**EXERCISE DESCRIPTION**. The entries that follow need to be printed exactly as they are, minus any pictures.

**INPUT FOR THIS TASK**.
◇ ◇ ◇ ◇ ◇

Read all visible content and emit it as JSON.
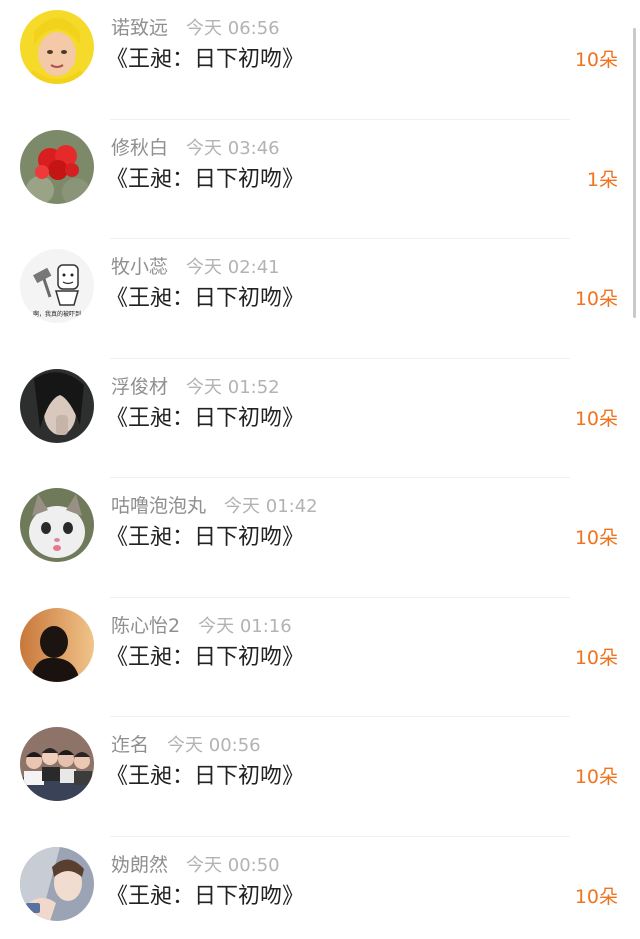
{
  "items": [
    {
      "name": "诺致远",
      "time": "今天 06:56",
      "title": "《王昶：日下初吻》",
      "count": "10朵"
    },
    {
      "name": "修秋白",
      "time": "今天 03:46",
      "title": "《王昶：日下初吻》",
      "count": "1朵"
    },
    {
      "name": "牧小蕊",
      "time": "今天 02:41",
      "title": "《王昶：日下初吻》",
      "count": "10朵"
    },
    {
      "name": "浮俊材",
      "time": "今天 01:52",
      "title": "《王昶：日下初吻》",
      "count": "10朵"
    },
    {
      "name": "咕噜泡泡丸",
      "time": "今天 01:42",
      "title": "《王昶：日下初吻》",
      "count": "10朵"
    },
    {
      "name": "陈心怡2",
      "time": "今天 01:16",
      "title": "《王昶：日下初吻》",
      "count": "10朵"
    },
    {
      "name": "迮名",
      "time": "今天 00:56",
      "title": "《王昶：日下初吻》",
      "count": "10朵"
    },
    {
      "name": "妫朗然",
      "time": "今天 00:50",
      "title": "《王昶：日下初吻》",
      "count": "10朵"
    }
  ],
  "colors": {
    "accent": "#f0731e",
    "name_text": "#8f8f8f",
    "time_text": "#b3b3b3",
    "title_text": "#222222",
    "divider": "#f0f0f0"
  },
  "avatar_stamp_text": "啊，我真的被吓到"
}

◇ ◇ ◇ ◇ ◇

**SOLUTION TO THIS TASK**.
Read all visible content and emit it as JSON.
{
  "items": [
    {
      "name": "诺致远",
      "time": "今天 06:56",
      "title": "《王昶：日下初吻》",
      "count": "10朵"
    },
    {
      "name": "修秋白",
      "time": "今天 03:46",
      "title": "《王昶：日下初吻》",
      "count": "1朵"
    },
    {
      "name": "牧小蕊",
      "time": "今天 02:41",
      "title": "《王昶：日下初吻》",
      "count": "10朵"
    },
    {
      "name": "浮俊材",
      "time": "今天 01:52",
      "title": "《王昶：日下初吻》",
      "count": "10朵"
    },
    {
      "name": "咕噜泡泡丸",
      "time": "今天 01:42",
      "title": "《王昶：日下初吻》",
      "count": "10朵"
    },
    {
      "name": "陈心怡2",
      "time": "今天 01:16",
      "title": "《王昶：日下初吻》",
      "count": "10朵"
    },
    {
      "name": "迮名",
      "time": "今天 00:56",
      "title": "《王昶：日下初吻》",
      "count": "10朵"
    },
    {
      "name": "妫朗然",
      "time": "今天 00:50",
      "title": "《王昶：日下初吻》",
      "count": "10朵"
    }
  ],
  "colors": {
    "accent": "#f0731e",
    "name_text": "#8f8f8f",
    "time_text": "#b3b3b3",
    "title_text": "#222222",
    "divider": "#f0f0f0"
  },
  "avatar_stamp_text": "啊，我真的被吓到"
}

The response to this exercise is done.